Nadezhda Tolokonnikova became popular when she was arrested due to her militancy in the Pussy Riot; after being a political prisoner for almost two years, she is now involved in a new project called Zone of Rights, an NGO about which she is pretty reluctant to publicly share online information.

Tolonnikova’s behaviour is more than understandable: in the last months many are the websites that have been censored by the federal police - including, but unfortunately not limited to one of the most popular news website and prominent political blogs - just because they offered access to discussions about unsanctioned demonstrations.


The gLAWcal Team

LIBEAC project

Monday, 18 August 2014

(Source: Global Voices)
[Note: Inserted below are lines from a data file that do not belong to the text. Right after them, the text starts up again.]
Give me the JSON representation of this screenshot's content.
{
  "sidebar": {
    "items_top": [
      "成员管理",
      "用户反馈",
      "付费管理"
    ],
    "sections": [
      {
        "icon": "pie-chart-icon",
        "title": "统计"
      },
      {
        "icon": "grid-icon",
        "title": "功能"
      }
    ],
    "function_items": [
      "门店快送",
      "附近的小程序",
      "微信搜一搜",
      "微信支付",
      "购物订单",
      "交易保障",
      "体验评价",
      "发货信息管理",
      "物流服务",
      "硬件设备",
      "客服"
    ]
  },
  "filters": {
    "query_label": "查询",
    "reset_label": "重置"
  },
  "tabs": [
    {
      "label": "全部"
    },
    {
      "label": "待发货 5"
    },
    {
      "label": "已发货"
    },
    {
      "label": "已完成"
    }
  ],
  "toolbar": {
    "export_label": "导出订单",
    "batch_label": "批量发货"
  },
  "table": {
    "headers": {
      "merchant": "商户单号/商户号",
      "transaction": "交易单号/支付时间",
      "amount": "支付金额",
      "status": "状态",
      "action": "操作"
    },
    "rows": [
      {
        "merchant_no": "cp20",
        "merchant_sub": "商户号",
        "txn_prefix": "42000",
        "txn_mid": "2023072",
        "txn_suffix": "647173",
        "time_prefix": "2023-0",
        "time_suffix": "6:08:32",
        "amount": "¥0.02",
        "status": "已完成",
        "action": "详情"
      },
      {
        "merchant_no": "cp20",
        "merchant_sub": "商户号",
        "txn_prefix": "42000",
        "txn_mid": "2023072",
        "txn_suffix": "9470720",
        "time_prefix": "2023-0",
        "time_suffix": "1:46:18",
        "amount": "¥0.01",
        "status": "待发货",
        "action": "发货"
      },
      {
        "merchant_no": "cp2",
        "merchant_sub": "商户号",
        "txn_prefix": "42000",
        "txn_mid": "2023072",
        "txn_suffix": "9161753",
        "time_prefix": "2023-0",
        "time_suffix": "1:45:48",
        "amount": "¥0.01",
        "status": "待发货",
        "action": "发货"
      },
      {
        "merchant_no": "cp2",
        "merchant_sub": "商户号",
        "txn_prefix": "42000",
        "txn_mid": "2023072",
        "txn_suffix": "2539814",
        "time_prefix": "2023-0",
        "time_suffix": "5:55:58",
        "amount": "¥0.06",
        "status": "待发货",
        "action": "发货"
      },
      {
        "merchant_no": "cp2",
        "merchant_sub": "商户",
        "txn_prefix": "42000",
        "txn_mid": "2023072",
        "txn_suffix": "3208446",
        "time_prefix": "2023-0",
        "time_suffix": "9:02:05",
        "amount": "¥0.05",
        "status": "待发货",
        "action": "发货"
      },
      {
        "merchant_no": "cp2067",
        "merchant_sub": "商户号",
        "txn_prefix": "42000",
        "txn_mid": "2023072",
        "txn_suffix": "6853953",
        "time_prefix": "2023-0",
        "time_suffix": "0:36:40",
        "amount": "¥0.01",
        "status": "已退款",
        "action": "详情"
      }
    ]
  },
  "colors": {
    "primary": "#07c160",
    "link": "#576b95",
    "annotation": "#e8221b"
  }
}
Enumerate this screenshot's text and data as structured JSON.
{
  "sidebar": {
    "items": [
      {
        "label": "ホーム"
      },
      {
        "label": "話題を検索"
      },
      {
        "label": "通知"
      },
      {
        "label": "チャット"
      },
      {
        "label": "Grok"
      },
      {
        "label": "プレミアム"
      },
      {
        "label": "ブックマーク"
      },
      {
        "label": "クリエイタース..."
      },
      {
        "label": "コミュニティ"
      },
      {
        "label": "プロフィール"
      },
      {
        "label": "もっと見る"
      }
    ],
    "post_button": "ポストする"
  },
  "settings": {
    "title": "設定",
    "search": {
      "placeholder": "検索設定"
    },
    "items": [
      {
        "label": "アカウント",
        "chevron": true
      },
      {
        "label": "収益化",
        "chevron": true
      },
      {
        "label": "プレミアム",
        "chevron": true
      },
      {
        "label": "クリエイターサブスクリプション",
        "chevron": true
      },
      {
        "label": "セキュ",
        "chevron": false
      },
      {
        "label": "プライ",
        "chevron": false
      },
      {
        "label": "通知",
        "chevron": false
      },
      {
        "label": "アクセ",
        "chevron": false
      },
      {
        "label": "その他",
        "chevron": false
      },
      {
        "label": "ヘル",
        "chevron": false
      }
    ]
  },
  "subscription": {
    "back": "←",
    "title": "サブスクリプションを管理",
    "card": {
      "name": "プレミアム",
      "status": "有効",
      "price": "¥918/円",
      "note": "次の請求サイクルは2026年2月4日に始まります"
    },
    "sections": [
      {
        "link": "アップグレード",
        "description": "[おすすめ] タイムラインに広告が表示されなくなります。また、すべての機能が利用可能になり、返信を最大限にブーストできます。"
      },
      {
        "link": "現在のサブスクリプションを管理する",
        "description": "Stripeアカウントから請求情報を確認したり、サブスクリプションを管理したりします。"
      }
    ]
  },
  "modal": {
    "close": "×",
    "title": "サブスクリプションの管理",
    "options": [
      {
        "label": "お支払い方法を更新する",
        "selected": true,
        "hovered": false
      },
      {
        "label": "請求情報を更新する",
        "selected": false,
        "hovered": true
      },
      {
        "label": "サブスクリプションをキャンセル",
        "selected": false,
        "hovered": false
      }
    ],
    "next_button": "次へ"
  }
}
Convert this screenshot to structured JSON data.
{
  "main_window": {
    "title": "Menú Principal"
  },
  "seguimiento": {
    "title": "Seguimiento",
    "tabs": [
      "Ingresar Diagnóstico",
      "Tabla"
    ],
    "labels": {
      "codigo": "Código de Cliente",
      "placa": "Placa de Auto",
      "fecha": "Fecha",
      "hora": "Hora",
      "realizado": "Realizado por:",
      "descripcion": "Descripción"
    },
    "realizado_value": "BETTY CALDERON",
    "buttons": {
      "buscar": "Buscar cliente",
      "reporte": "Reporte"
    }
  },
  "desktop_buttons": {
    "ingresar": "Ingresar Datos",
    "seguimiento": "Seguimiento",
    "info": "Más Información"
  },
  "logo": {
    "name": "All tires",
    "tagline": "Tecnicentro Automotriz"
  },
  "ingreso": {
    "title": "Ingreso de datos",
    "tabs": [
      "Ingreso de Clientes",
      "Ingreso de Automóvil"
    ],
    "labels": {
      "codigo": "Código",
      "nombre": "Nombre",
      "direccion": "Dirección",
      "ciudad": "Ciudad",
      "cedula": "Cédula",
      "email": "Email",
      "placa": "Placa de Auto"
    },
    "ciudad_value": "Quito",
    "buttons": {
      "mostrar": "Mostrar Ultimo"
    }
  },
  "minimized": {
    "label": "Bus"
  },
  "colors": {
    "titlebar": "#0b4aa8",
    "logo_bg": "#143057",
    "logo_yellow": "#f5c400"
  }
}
This news has been realized by gLAWcal—Global Law Initiatives for Sustainable Development in collaboration with the University Institute of European Studies (IUSE) in Turin, Italy and the University of Piemonte Orientale, Novara, Italy which are both beneficiaries of the European Union Research Executive Agency IRSES Project “Liberalism in Between Europe And China” (LIBEAC) coordinated by Aix-Marseille University (CEPERC). This work has been realized in the framework of Workpackages 4, coordinated by University Institute of European Studies (IUSE) in Turin, Italy.